You’ll recognize those swampland-crossings as unexpected illnesses, divorces, deaths, job losses, financial upheavals, addictions, assaults, betrayals, etc.—anything that suddenly shifts your perspective out of the “my life is flowing smoothly” steam of living and into sudden and complete chaos where firm-footings no longer exist.

That’s the point where your core beliefs come under the greatest inspection. If your beliefs help you through the toughest life issues without losing your sanity, they may be solid ones. If not, you will likely be searching for greater solace in a different belief system; and you’ll also be questioning whether your earlier beliefs were in fact, delusions—things you told yourself because that’s what you wanted to believe, NOT because they were true.

I can’t speak for anyone other than myself on this matter, but over the many decades of my own existence my personal beliefs have evolved—sometimes year-by-year. Learning to think for myself from college onwards was a major step in becoming my own person, rather than remaining the person that my parents or childhoquestionsod authorities tried to mold me into being.

And for many of us, that’s what “coming into our own” is all about—finding our own way rather than being told which way to choose, or how to act, or who to wed, or what to do with our lives, etc. Moving out of our parents’ and authority figure’s shadows is the most important first step that many will make toward establishing their own sense of purpose and destiny.

That being said, there are only a few guideline questions I might suggest if you are searching for the right path for you:

  • Is it a path based on love and compassion for yourself, as well as for all others?
  • Is it a path that makes you feel happy about yourself and how you spend your time? (NO GUILT allowed on this path.)
  • Is it a path that nurtures you, and gives you a deeper sense of expansion and future possibilities in THIS world, not the next one?
  • Is it a path that allows you to grow and BE who you truly are?
  • Is it a path of FREEDOM—or are you forever tied to the expectations of others?

These are a few questions that I would have found helpful to me when I was in my early twenties trying to decide on my own path to take back then.

bike of freedomIf you are so inclined, you might try them on for size and see how they feel to you in YOUR life right now.

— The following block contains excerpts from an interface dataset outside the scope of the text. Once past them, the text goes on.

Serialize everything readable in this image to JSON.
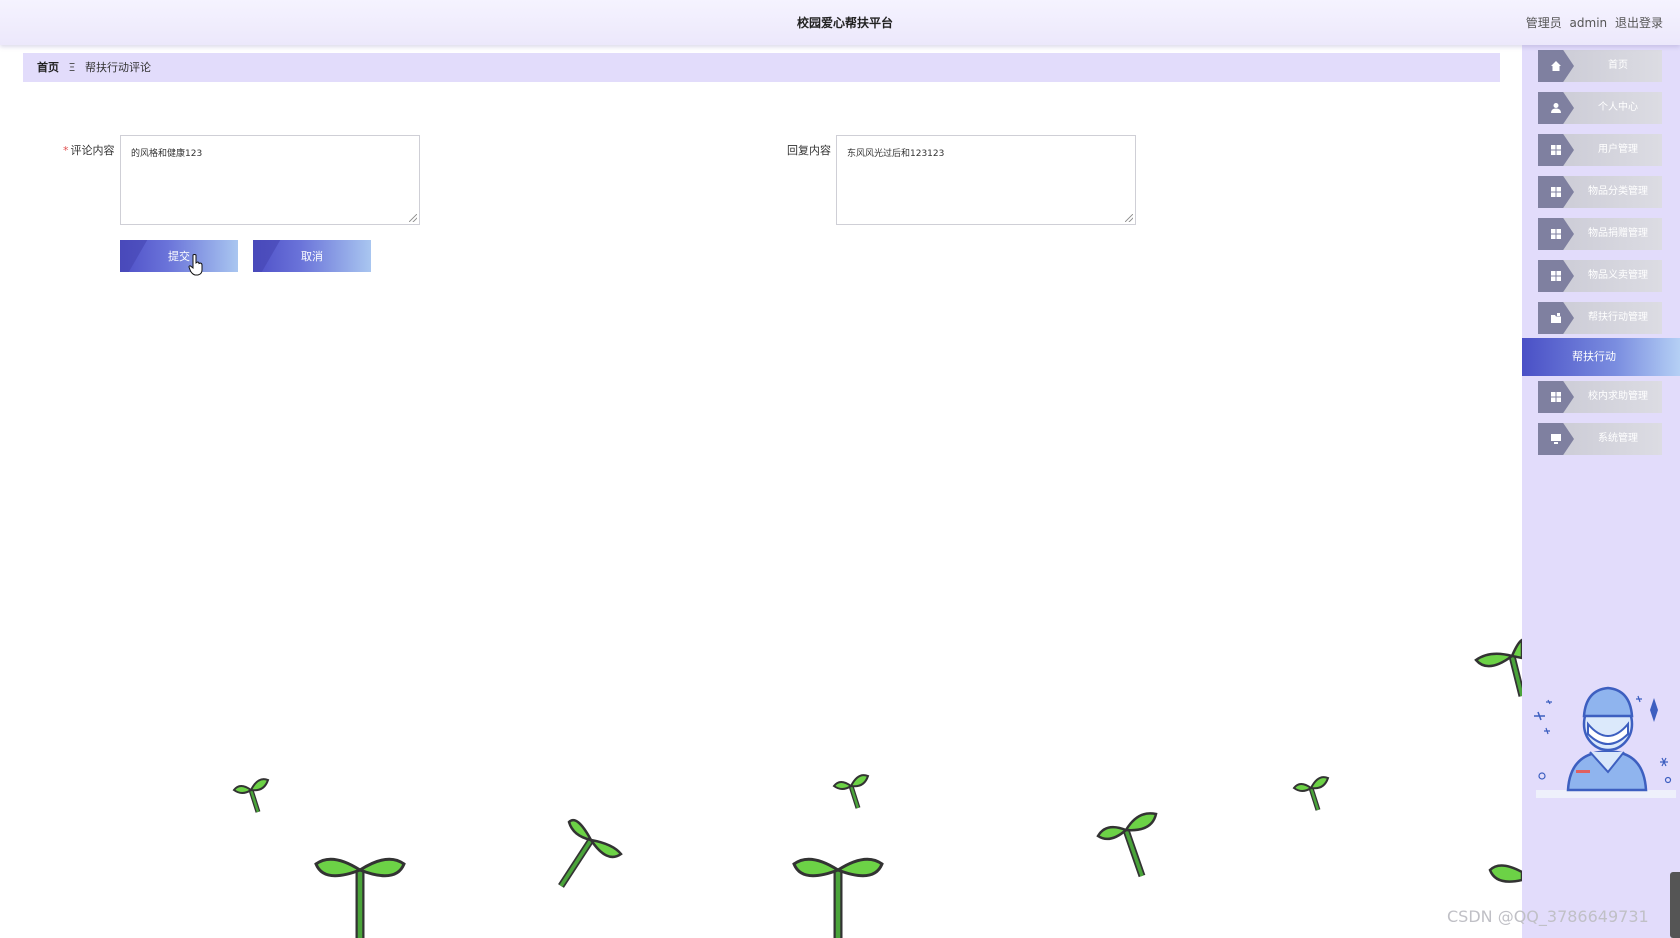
{
  "header": {
    "title": "校园爱心帮扶平台",
    "role": "管理员",
    "username": "admin",
    "logout_label": "退出登录"
  },
  "breadcrumb": {
    "home": "首页",
    "separator": "Ξ",
    "current": "帮扶行动评论"
  },
  "form": {
    "comment_label": "评论内容",
    "comment_required_mark": "*",
    "comment_value": "的风格和健康123",
    "reply_label": "回复内容",
    "reply_value": "东风风光过后和123123",
    "submit_label": "提交",
    "cancel_label": "取消"
  },
  "sidebar": {
    "items": [
      {
        "label": "首页",
        "icon": "home-icon"
      },
      {
        "label": "个人中心",
        "icon": "user-icon"
      },
      {
        "label": "用户管理",
        "icon": "grid-icon"
      },
      {
        "label": "物品分类管理",
        "icon": "grid-icon"
      },
      {
        "label": "物品捐赠管理",
        "icon": "grid-icon"
      },
      {
        "label": "物品义卖管理",
        "icon": "grid-icon"
      },
      {
        "label": "帮扶行动管理",
        "icon": "folder-icon"
      },
      {
        "label": "帮扶行动",
        "icon": "",
        "active": true
      },
      {
        "label": "校内求助管理",
        "icon": "grid-icon"
      },
      {
        "label": "系统管理",
        "icon": "monitor-icon"
      }
    ]
  },
  "watermark": "CSDN @QQ_3786649731",
  "colors": {
    "accent": "#4e4fc7",
    "sidebar_bg": "#e2dcfb",
    "breadcrumb_bg": "#e2dcfb",
    "sprout_green": "#6cd246"
  }
}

Life is amazingly short, even if it doesn’t seem like it at the time. Find yourself (and your true calling) early and enjoy every moment of your life daily.